Fontane, Keller, Meyer, Raabe and Storm have received considerable critical attention from English-speaking scholars during the last two decades, however, the acceptance of these writers in the United States has been very uneven and translations of their works have been sporadic. This study explores the development of the American reception of these five authors within the context of the reception of German literature as a whole by examining those critical interpretations that have been available to readers in the United States since the middle of the nineteenth century.
New York, Bern, Frankfurt/M., Paris, 1988. X, 206 pp.
Contents: Old misconceptions about the provincialism of German nineteenth-century writers have traditionally plagued the acceptance
of German realists in the United States.
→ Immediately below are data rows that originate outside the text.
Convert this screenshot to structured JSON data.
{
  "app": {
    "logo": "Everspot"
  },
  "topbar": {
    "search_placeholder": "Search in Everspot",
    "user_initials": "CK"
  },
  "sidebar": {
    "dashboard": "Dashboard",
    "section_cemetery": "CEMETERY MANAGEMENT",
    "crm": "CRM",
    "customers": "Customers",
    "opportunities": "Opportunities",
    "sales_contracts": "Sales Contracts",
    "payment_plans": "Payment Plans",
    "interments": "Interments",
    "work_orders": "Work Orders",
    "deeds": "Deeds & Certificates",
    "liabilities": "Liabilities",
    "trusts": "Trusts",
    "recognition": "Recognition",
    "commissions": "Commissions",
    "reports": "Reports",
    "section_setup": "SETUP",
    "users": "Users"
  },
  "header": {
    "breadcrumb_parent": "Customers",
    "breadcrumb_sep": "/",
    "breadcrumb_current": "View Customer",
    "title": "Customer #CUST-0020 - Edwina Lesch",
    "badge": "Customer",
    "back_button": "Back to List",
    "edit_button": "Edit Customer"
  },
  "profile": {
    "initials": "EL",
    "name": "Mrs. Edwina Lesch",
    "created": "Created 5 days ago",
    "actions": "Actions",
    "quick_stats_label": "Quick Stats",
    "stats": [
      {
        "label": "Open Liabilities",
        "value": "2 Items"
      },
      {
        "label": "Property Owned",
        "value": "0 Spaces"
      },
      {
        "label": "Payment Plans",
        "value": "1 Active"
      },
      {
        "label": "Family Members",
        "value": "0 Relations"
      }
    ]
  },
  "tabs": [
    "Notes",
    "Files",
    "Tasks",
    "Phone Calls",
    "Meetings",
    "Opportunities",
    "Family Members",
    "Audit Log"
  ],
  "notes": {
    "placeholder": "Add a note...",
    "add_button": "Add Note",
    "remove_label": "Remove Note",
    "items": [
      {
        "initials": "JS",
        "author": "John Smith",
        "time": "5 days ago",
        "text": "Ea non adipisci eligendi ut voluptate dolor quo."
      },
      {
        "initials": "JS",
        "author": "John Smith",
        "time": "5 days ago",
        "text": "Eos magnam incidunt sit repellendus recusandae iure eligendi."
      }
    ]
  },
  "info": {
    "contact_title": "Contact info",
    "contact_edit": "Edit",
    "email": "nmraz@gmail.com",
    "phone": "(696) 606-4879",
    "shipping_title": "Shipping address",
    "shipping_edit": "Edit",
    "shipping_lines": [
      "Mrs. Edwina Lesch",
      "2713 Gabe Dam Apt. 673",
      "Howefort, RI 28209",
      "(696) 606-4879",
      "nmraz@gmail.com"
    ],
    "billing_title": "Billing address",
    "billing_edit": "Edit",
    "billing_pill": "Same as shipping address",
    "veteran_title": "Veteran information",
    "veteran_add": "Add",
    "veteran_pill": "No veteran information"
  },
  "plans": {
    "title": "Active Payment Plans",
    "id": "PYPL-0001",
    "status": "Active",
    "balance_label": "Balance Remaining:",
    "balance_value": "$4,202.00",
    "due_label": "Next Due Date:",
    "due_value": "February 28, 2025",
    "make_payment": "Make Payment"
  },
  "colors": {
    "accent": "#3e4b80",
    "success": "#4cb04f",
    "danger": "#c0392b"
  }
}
This study traces attitudes that are displayed and images that are generated in critical
discussions by English-speaking scholars without attempting to evaluate these texts.